--- MATERIAL PROVIDED ---
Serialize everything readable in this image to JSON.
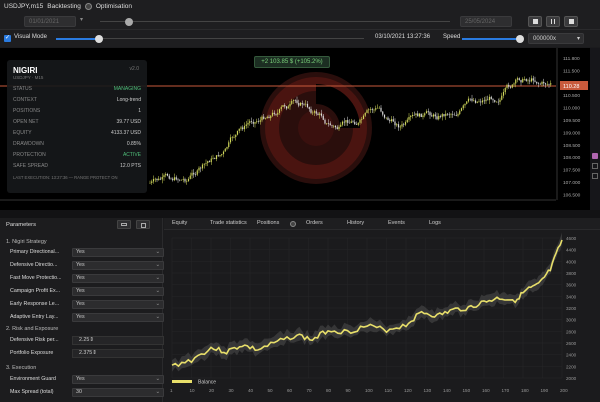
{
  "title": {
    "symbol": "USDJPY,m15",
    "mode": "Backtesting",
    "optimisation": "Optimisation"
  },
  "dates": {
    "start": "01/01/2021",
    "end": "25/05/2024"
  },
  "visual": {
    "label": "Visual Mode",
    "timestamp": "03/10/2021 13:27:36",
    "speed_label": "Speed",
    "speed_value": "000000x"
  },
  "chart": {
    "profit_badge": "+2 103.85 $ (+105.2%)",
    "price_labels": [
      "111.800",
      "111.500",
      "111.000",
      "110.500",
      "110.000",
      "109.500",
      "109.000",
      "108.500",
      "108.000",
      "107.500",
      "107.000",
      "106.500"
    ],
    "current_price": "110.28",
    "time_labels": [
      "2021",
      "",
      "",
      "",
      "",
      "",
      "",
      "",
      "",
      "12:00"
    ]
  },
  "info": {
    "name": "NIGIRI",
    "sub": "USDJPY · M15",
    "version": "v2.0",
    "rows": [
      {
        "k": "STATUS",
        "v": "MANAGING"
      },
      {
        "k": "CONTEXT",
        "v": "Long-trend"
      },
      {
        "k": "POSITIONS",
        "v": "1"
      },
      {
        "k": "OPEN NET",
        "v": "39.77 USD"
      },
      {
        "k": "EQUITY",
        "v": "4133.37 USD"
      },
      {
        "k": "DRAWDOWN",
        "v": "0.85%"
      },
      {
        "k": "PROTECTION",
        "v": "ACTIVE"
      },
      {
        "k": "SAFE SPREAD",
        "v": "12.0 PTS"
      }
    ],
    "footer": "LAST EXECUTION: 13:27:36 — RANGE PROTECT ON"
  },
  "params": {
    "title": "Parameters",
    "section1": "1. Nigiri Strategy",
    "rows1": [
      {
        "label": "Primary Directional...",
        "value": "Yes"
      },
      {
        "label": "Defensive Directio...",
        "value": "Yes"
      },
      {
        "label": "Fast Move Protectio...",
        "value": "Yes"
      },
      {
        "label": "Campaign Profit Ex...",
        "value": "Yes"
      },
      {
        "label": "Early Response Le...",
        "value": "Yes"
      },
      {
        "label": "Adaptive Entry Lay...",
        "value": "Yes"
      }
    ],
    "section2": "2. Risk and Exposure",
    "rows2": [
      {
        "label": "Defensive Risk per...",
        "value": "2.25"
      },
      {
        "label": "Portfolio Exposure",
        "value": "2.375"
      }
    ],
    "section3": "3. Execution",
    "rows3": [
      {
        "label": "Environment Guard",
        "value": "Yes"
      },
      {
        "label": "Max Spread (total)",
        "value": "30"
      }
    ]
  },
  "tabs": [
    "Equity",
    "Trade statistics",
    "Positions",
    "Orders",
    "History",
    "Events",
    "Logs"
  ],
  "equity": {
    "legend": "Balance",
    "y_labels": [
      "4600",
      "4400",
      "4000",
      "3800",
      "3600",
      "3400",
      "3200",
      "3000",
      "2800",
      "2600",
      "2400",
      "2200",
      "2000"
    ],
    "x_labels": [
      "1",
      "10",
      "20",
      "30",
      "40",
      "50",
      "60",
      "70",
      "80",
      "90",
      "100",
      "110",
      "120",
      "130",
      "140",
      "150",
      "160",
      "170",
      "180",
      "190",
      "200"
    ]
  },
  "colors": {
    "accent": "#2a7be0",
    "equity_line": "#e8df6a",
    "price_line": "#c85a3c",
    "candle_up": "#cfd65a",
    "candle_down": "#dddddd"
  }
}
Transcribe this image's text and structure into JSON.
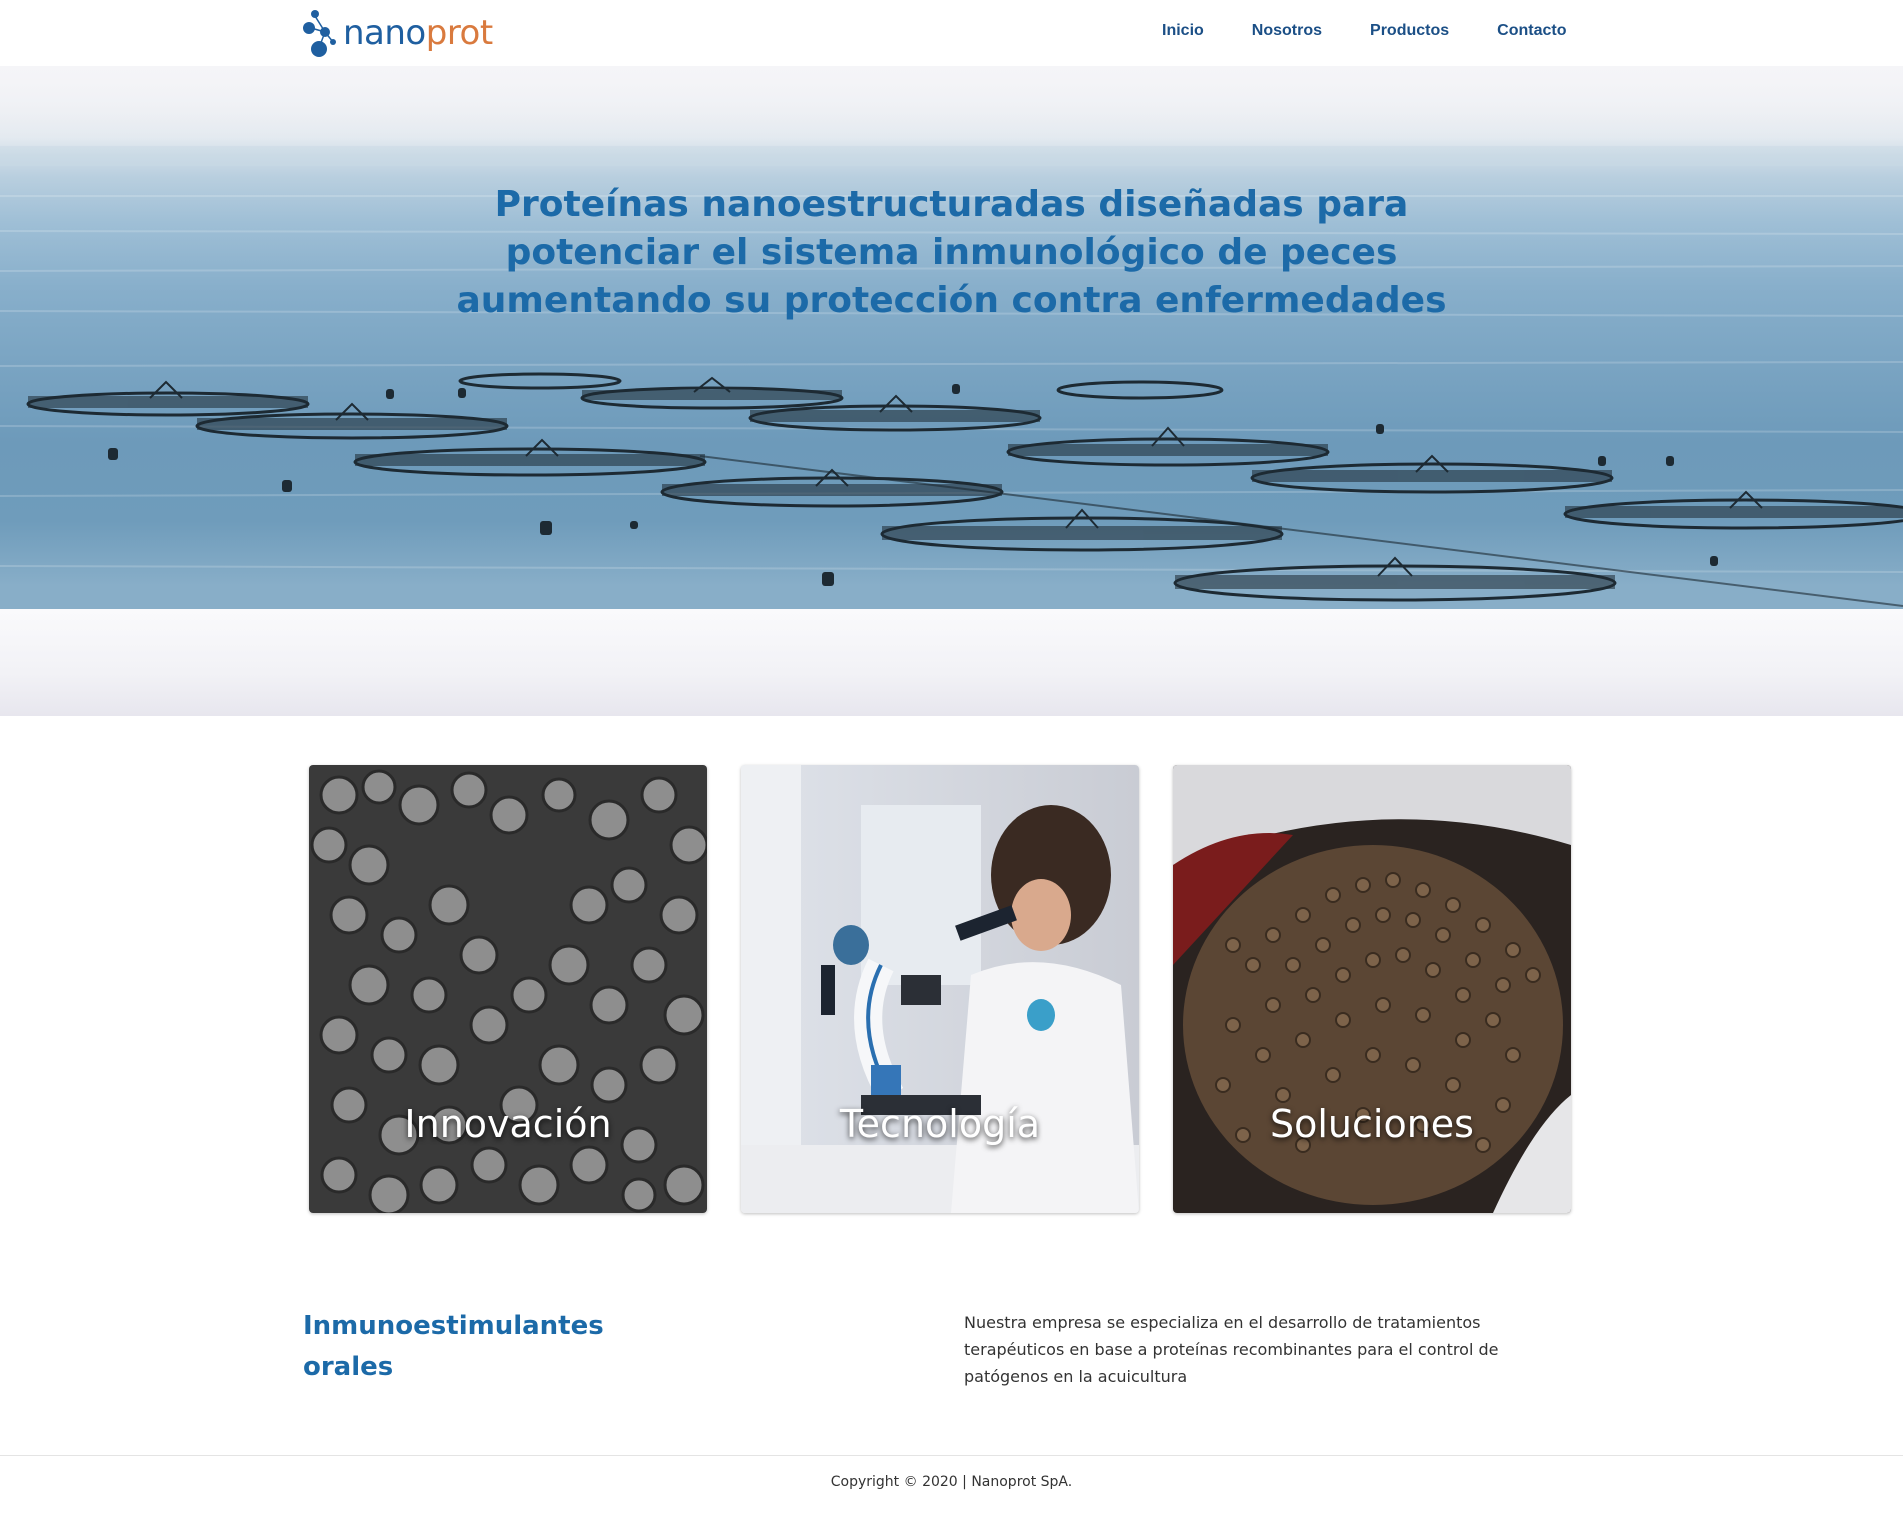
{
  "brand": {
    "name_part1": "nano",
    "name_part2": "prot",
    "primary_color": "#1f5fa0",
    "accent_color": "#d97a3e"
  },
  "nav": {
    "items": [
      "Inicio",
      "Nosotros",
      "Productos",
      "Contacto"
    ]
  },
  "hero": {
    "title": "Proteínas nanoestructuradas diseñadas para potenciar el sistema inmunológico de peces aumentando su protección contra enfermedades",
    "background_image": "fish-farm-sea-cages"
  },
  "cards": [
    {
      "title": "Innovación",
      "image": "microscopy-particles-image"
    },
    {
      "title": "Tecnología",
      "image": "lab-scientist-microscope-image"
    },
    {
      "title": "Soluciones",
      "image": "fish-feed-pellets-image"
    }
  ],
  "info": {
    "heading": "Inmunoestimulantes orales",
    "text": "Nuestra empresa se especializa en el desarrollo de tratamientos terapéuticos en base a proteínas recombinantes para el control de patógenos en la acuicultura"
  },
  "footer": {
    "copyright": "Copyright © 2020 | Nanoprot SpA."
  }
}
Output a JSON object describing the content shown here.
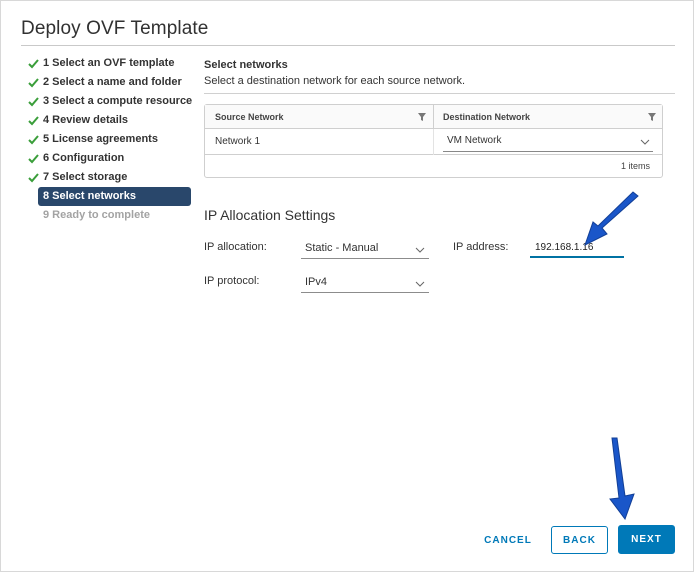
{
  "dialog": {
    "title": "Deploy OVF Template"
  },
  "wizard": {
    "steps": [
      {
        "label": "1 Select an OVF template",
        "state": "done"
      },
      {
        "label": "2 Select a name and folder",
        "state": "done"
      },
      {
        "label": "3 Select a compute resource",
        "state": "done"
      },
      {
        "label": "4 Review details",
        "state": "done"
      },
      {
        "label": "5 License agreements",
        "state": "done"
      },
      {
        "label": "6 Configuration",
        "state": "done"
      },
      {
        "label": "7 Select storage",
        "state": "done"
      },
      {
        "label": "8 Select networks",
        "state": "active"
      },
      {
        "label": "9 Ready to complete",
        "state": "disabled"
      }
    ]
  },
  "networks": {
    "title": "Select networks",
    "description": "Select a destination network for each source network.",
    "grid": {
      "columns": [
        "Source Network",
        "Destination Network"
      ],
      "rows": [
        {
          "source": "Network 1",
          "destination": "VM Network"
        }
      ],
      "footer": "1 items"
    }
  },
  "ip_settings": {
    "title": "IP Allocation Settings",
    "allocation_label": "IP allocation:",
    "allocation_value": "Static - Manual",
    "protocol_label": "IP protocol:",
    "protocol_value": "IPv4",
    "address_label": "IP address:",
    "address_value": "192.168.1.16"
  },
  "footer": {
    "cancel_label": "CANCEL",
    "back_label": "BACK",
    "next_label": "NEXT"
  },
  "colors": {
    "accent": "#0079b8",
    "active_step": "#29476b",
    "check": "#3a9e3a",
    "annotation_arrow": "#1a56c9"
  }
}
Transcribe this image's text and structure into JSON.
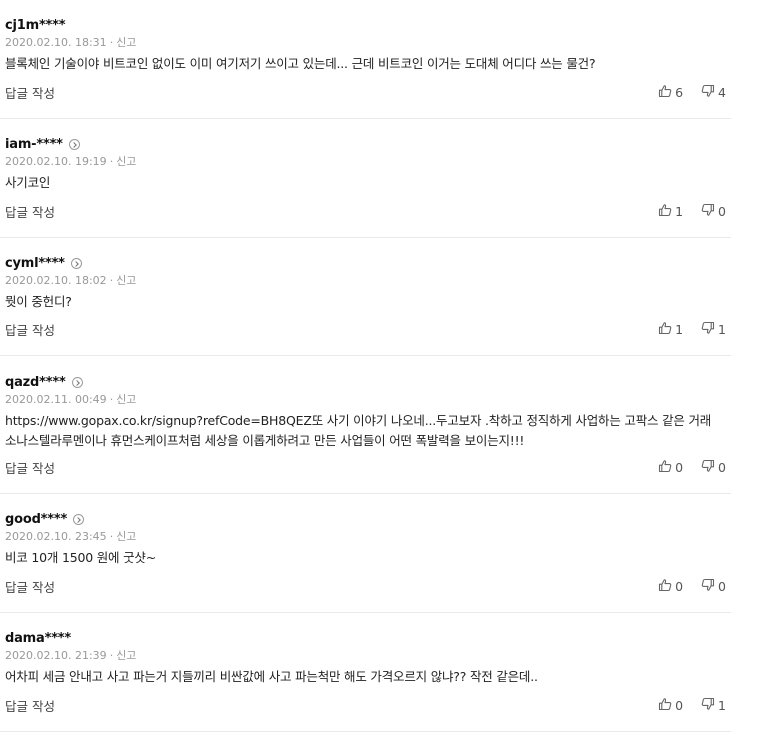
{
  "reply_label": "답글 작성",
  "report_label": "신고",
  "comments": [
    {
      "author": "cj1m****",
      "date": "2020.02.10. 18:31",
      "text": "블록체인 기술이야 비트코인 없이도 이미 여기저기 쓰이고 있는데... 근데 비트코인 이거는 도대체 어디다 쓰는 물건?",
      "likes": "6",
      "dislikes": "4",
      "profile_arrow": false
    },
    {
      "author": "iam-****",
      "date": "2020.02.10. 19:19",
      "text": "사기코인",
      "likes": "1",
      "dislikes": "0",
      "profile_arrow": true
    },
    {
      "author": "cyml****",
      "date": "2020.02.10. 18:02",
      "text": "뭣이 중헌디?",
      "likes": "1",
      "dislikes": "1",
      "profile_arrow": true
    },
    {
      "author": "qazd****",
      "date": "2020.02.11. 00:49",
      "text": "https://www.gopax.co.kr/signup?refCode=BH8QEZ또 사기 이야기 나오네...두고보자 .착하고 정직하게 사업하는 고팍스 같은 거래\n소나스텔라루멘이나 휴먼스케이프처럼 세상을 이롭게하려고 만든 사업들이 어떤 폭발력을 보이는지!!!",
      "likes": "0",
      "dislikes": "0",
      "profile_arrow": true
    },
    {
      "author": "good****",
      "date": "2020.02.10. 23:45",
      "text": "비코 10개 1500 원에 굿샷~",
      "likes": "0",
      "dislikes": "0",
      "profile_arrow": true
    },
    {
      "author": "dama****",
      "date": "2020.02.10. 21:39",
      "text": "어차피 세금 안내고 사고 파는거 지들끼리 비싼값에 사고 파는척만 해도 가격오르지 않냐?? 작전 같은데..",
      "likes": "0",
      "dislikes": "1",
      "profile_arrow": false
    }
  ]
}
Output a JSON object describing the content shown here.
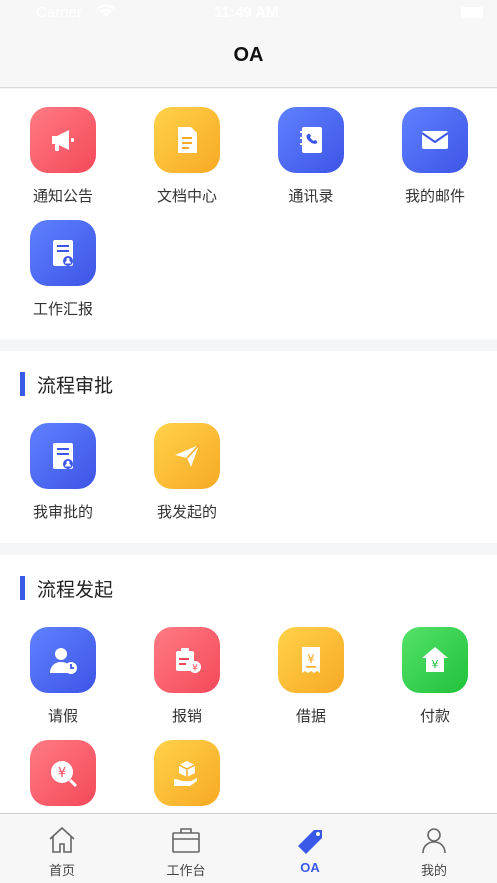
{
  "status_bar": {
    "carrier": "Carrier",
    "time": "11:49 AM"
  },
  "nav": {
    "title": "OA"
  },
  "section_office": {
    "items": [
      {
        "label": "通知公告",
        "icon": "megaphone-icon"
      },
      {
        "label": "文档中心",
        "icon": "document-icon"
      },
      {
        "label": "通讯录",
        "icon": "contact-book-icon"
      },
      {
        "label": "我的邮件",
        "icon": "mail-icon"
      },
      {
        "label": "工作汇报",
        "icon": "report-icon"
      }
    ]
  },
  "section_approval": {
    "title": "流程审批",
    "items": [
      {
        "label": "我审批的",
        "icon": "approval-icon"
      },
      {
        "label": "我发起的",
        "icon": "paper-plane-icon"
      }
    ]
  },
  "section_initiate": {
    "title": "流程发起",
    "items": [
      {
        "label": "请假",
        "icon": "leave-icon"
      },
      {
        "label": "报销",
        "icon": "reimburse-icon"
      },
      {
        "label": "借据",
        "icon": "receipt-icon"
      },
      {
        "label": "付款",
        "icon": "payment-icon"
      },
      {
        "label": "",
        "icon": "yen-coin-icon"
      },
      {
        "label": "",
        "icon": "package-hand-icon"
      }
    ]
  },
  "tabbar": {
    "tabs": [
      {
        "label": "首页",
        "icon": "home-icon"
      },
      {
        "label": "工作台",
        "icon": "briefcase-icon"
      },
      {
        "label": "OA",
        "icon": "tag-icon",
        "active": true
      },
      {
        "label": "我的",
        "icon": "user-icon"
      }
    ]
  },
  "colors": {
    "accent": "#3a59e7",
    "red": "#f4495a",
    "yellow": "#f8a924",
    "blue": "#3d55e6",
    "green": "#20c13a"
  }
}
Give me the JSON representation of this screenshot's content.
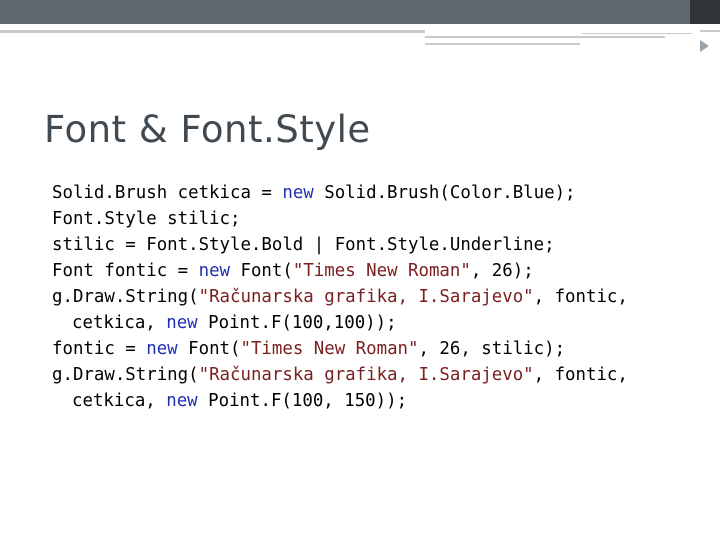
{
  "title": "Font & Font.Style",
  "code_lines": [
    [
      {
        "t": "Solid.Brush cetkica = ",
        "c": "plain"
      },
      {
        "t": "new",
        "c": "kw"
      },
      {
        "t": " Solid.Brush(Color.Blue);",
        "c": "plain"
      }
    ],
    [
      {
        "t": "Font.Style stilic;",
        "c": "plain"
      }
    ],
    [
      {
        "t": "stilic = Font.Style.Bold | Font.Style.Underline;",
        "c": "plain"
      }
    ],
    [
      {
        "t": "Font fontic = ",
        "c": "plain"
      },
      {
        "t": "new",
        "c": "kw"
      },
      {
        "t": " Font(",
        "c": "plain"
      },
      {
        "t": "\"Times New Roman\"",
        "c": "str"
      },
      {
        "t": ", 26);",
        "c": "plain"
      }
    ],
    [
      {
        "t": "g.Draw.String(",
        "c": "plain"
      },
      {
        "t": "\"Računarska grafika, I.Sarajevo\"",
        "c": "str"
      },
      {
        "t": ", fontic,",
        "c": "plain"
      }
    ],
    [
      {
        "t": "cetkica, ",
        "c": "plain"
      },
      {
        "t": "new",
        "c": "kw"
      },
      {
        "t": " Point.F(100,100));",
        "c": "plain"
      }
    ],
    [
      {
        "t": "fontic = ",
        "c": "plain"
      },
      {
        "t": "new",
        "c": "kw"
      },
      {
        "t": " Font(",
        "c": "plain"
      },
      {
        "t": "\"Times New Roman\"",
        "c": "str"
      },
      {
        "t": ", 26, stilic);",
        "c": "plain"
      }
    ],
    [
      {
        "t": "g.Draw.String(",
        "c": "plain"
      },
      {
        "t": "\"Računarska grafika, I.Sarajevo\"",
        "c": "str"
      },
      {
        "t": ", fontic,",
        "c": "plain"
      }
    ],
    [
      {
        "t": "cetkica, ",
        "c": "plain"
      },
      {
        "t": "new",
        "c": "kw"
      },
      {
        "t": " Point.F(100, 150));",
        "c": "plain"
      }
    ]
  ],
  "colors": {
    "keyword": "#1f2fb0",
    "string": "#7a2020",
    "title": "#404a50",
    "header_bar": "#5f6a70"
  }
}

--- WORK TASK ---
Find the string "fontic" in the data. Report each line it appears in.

--- FINISHED EXERCISE ---
        "t": "Font fontic = ",
        "t": ", fontic,",
        "t": "fontic = ",
        "t": ", fontic,",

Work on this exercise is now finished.